##### DATASET RECORDS #####

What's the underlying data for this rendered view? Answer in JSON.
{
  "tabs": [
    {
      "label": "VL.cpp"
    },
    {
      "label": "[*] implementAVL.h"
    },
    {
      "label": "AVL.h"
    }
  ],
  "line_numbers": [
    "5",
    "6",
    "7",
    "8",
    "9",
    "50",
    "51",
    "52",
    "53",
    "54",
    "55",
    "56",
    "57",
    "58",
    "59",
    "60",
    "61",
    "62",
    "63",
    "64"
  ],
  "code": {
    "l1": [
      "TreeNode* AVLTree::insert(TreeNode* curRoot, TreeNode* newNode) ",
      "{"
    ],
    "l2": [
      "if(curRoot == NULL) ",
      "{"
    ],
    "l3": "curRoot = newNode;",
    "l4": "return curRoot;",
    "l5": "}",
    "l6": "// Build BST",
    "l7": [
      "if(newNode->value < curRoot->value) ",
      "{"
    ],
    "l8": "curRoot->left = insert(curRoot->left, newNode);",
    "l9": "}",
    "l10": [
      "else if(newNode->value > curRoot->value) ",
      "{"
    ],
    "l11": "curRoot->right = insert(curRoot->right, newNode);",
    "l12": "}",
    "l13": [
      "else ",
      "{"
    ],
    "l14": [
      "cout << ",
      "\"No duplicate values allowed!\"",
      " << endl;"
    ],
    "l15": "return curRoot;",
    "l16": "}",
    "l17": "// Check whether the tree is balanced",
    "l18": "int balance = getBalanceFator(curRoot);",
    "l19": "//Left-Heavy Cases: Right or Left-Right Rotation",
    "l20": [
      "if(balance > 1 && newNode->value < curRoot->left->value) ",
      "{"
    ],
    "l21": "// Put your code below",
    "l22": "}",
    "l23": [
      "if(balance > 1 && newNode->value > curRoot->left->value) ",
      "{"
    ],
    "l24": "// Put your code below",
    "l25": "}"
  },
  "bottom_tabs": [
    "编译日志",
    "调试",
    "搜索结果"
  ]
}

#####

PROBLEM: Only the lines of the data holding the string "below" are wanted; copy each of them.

ANSWER TO THIS TASK:
    "l21": "// Put your code below",
    "l24": "// Put your code below",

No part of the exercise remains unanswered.